Lawmakers Pursue Treasury’s Legal Basis for Obamacare Delays
Republican critics of President Obama’s landmark health care law have been vocal in their accusations that the Treasury Department’s decision to delay for a year the implementation of a key provision of Obamacare may be illegal.
Commentators in such publications as National Review and The American Spectator used the issue to call Obama “the lawless president.”
On Thursday, House Energy and Commerce Committee Chairman Fred Upton, R-Mich., joined with three colleagues in demanding that Treasury Secretary Jack Lew hand over memoranda used in making the decision to delay the law’s so-called employer mandate requiring businesses of a certain size to supply health insurance to employees.
On July 2, Treasury made a quiet announcement that it was delaying the provision because additional guidance is needed for employers to comply with certain reporting requirements. The delay was politically explosive because several agencies -- chiefly the Health and Human Services Department and the Internal Revenue Service -- are racing the clock to prepare state-based health insurance exchanges to begin patient enrollment, which will be considered a key test of the law’s viability.

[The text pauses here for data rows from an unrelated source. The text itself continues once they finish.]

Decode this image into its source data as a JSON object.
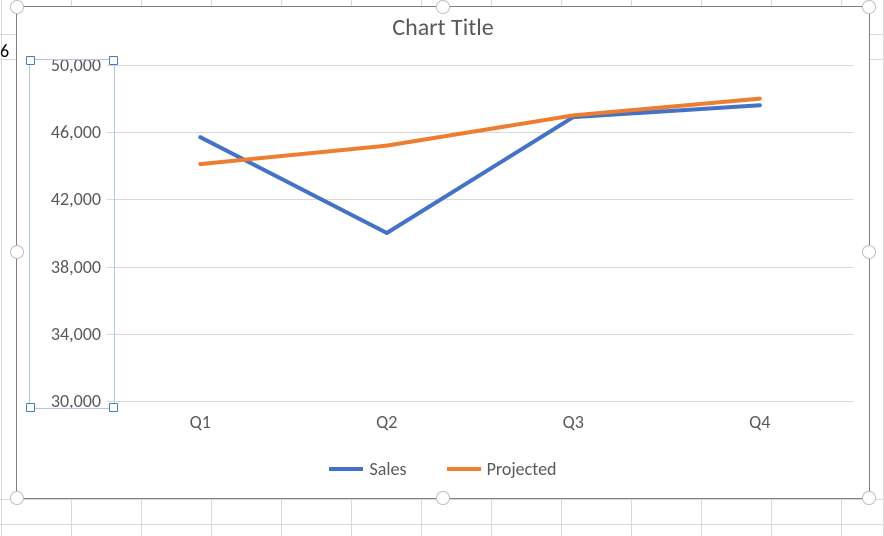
{
  "chart_data": {
    "type": "line",
    "title": "Chart Title",
    "categories": [
      "Q1",
      "Q2",
      "Q3",
      "Q4"
    ],
    "series": [
      {
        "name": "Sales",
        "color": "#4472C4",
        "values": [
          45700,
          40000,
          46900,
          47600
        ]
      },
      {
        "name": "Projected",
        "color": "#ED7D31",
        "values": [
          44100,
          45200,
          47000,
          48000
        ]
      }
    ],
    "xlabel": "",
    "ylabel": "",
    "ylim": [
      30000,
      50000
    ],
    "yticks": [
      30000,
      34000,
      38000,
      42000,
      46000,
      50000
    ],
    "ytick_labels": [
      "30,000",
      "34,000",
      "38,000",
      "42,000",
      "46,000",
      "50,000"
    ],
    "legend_position": "bottom",
    "grid": true
  },
  "ui": {
    "selected_axis": "y",
    "peek_char": "6"
  },
  "colors": {
    "gridline": "#d9d9d9",
    "text": "#595959"
  }
}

At the same time, Republican opponents of the law have voted multiple times in the House to repeal it and, that having failed, are threatening to shut down the government this fall if Obamacare is not defunded.
Two weeks after Treasury’s revelation of the delay, Upton took to the House floor: “As Americans were gathering with loved ones to celebrate our nation’s independence … a Treasury Department bureaucrat quietly posted a blog detailing a major policy shift in the administration’s signature health law -- the delay of the employer mandate. While it appeared to be a sudden turnabout, today we learned the administration had made the decision in June and that it was considered in a very careful way for a while,” he said.
“This is a direct contradiction to previous testimony before Congress; every single time we had asked an administration witness if implementation was on track, they looked us in the eye and said yes.”
Administration officials in letters and at a July 18 hearing gave their rationale for why the agencies have authority to delay enforcing the provision.
“Because an employer typically will not know whether a full-time employee received a premium tax credit, the employer generally will not have all of the information needed to determine whether it owes an assessable payment under the employer responsibility provisions,” testified J. Mark Iwry, senior advisor to the Treasury secretary and deputy assistant secretary for retirement and health policy. “Recognizing that employers generally will not have all of the necessary information, the statute does not require the employer to calculate an assessable payment or file returns submitting such a payment.”
The administration’s rationale was further described in a July 9 letter to Upton from Mark Mazur, assistant Treasury secretary for tax policy, who cited Treasury’s “long-standing administrative authority to grant transition relief when implementing new legislation like the ACA”-- the affordable care act -- under section 7805(a) of the Internal Revenue Code.
“This authority has been used to postpone the application of new legislation on a number of prior occasions across administrations,” Mazur continued, citing delayed implementation of the 2007 Small Business and Work Opportunity Act and the 2011 Airport and Airway Extension Act.
Officials added that the delay does not affect other provisions and benefits of the health care law.
Upton and colleagues accuse the administration of being “less than forthcoming.” Their letter said the administration’s responses neglected to back up an assertion that the delay was made after consultation with businesses. “Further, Mr. Iwry was not able to provide specific answers to our questions about the decision to delay the employer mandate, including the record before Treasury that convinced the department that a one-year delay was appropriate, which departments reviewed the decision, Treasury’s statutory or constitutional authority to act, and whether Treasury also considered a delay of the individual mandate,” Upton wrote.
Hence the House committee wants to know “who was involved in the decision, data explaining the cost of the mandate on businesses…. and all memoranda or analyses referring or relating to the costs or penalties for individuals under the [ACA] that have been prepared for or by Treasury.”
Lew was given until Sept. 6 to respond.